That’s not exactly a new pursuit for Harris, who previously penned a weekly political column for the Ventura County Star and wrote a well-received book on strategic marketing. The western genre, though, always fascinated him.
“My true joy is to settle into my hammock with a Louis L’Amour book and a good cigar,” he smiles. “And one day, I thought, ‘Why not write one myself?’ So I wrote Coyote Courage, just to see if I could do it, and it sold a few copies. At that point it was just a hobby. Then I did the second book, and all of a sudden I’m showing up on Amazon’s best-seller lists.”
At one point in March, in fact, Harris had three of Amazon’s top 10 best-selling westerns and ranked 57th among all fiction writers, one slot ahead of his idol, John Steinbeck.
Having just finished his fourth Clemons book (set in the Grand Canyon), Harris says he’s surprised himself at how much he’s enjoyed the process. “I love developing these characters and getting inside their heads,” he says, “and I love researching the period, the lifestyles, the Native American traditions of the tribes I write about, because I want these stories to be as real as possible.”
Harris recently produced Tales of Dry Springs, short stories about characters in the Clemons series (through Dusty Saddle Publishing, which handles numerous western authors). His first children’s book, Isaac and Iggy, is due out in the spring, and he co-curated with Paul Bishop a western anthology, 52 Books, 52 Western Novels: Old Favorites and New Discoveries. He’s also contributed to several western anthologies and is engaged in a series of collaborative projects with other writers, including The Shot Rang Out, in which 52 writers have 500 words each to develop that phrase into a short story.

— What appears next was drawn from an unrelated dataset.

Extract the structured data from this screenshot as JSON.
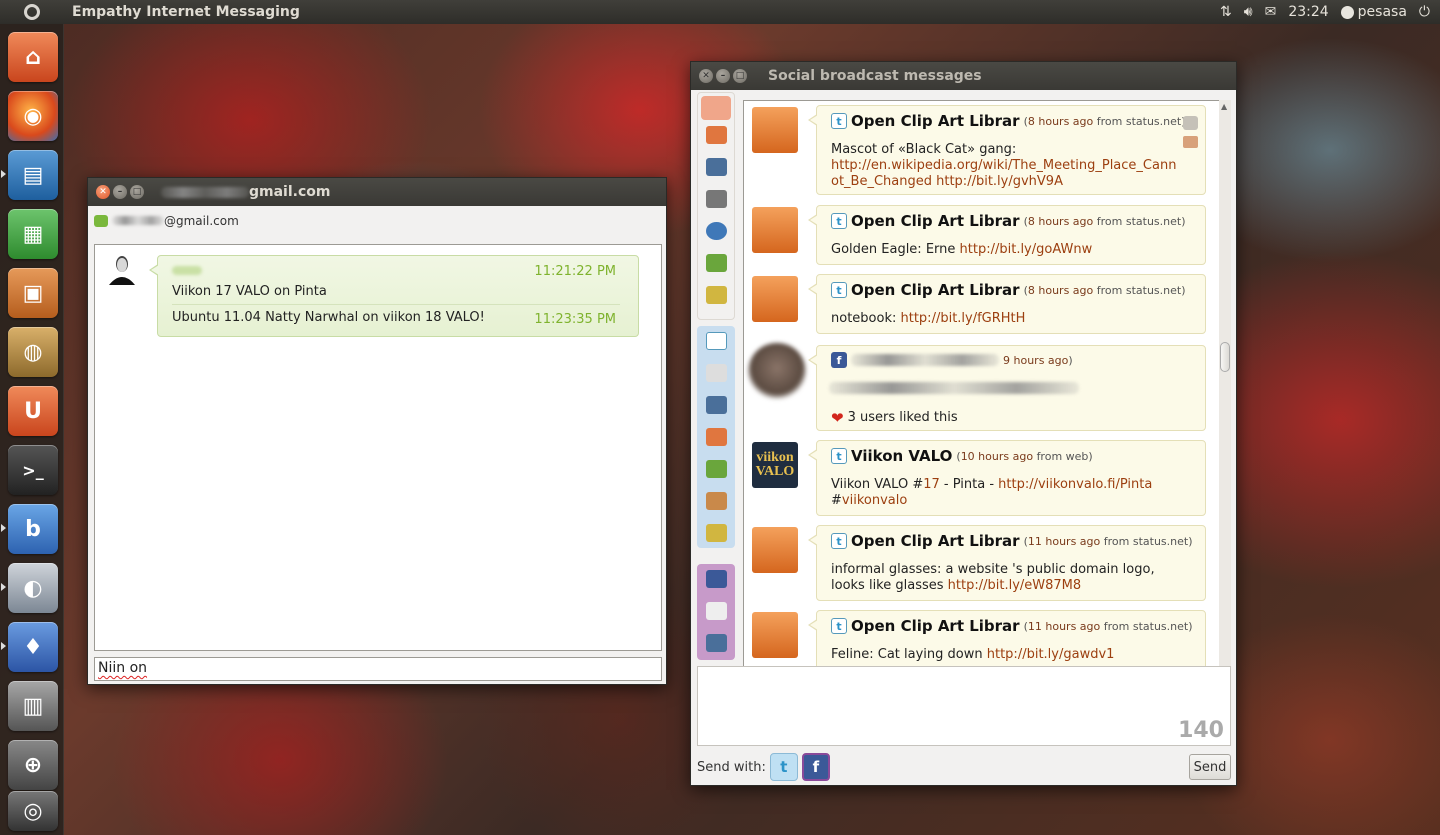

“It’s been a huge thrill to develop camaraderie with other western writers,” he says.
Admittedly, he is concerned about the future for all literature.
“I wonder if we’re the last generation who really appreciates the written word,” he muses. “What is the future of books? Will they still read books two generations from now? Attention spans get shorter and shorter; you can’t go past 30 seconds on a TV news story. What’s the place of Huckleberry Finn or War and Peace? You’ll always have niche readers, but will it ever be what it was?”
It is encouraging and flattering, he says, for people to tell him “that mine was the first novel they’ve read in years, or that they couldn’t put it down. So it’s been a blast to see people buy into these characters. And I’m having tremendous fun with this.”
Scott Harris’ work is available at Amazon. For more information, visit scottharriswest.com.